It is estimated that illness at work costs UK employers £12.2 billion a year as a result of the 140 million working days lost to sickness absence. It would seem that absence and sickness rates are on the increase along with a high degree of ill health that may not translate into days off but may affect motivation and productivity levels.
Both the Chartered Management Institute (CMI) and Investors in People have reported that the improved health and wellbeing of employees can result in significant benefits, including: higher productivity, increased commitment and morale, improved staff relations, reduced sickness and absenteeism, and improved staff retention.
The Business Case for Employee Health & Wellbeing (February 2010) – a report prepared for Investors in People by Stephan Bevan (Director, Centre for Workforce Effectiveness, The Work Foundation) – suggests that a number of aspects of job performance are decidedly improved if the individual is healthy, including:
- Coping mechanisms
- Task completion
Professor Dame Carol Black (UK National Director for Health and Work) expresses similar support of this fact in her foreword for the Business in the Community’s Healthy People = Healthy Profits case studies booklet, where it is highlighted that the health and wellbeing of employees makes an essential contribution to business success.
Health and fitness are almost inextricably linked. An individual who increases their level of exercise and improves their physical fitness will see their health benefit in a number of ways:
1) Less likely to get sick – more resilient to the ‘bug going around’.
2) More energy – and sustained throughout the day.
3) More self-confidence and more likely to take on extra responsibility and to set and achieve goals – they also tend to be a person in whom others have confidence.
4) More positive attitude – generally ‘feel good’ and have a good physical and mental ‘balance’.

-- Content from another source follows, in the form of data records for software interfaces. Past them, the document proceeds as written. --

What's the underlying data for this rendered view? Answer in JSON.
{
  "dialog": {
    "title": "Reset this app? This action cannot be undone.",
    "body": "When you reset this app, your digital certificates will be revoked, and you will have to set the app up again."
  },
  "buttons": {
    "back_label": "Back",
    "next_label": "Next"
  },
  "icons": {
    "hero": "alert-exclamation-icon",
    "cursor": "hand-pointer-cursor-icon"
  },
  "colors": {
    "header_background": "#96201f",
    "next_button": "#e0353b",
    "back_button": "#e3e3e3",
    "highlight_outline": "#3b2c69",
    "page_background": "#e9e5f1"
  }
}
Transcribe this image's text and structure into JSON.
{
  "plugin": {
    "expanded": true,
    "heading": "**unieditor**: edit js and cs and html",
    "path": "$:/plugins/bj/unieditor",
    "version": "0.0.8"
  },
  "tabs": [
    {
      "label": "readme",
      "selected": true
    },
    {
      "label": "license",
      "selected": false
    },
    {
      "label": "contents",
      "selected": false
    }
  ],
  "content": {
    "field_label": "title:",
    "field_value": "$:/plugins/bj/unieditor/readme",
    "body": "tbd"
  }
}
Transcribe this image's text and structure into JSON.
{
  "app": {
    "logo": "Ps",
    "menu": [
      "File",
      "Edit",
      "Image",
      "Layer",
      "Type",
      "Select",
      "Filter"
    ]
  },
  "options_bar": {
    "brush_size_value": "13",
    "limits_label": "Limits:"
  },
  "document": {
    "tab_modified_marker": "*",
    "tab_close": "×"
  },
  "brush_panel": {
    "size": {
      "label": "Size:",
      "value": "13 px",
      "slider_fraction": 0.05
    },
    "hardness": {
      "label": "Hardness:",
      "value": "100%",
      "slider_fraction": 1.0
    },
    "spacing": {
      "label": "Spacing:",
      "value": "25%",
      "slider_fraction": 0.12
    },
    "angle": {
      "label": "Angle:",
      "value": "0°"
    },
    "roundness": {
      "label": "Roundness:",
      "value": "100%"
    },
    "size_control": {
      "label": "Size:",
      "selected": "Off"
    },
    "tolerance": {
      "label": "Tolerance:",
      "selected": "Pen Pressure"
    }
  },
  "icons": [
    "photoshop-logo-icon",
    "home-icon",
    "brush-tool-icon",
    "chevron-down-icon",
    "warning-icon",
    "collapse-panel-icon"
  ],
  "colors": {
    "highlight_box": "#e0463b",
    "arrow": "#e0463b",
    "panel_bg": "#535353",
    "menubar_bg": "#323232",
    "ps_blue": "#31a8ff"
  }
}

5) Less stress – regular exercise releases physical and emotional tensions.
Many of the health problems exhibited by today’s workforce can be attributable to worsening public health and growing concern in the areas of obesity, sedentary lifestyles, smoking, poor diet and alcohol consumption – all contributing factors to ill health. The recent economic climate can perhaps also help explain growing levels of workplace stress and other associated problems such as personal debt, marriage and family breakdowns and depressive illness.
Individuals are clearly responsible for making healthier lifestyle choices with regard to their own health and wellbeing. However, it can be argued that the responsibility is not theirs alone. The government should take the lead in improving public health by providing appropriate encouragement and education, but employers have a role to play too – after all, employees spend a third of their adult life in the workplace.
A growing number of business organisations are adopting practices aimed at promoting health and wellbeing among their employees, recognising that they can affect a worker’s productivity, attendance and commitment.
Part Two of this article will be published in August, which takes a look at some successful actions taken by business.
A note about the author: In addition to being the Bookings Administrator for the Business School, Gemma is a qualified fitness instructor and took up running over 10 years ago. She is also a keen cyclist and recently began teaching at Bootcamp Jersey, in Millbrook.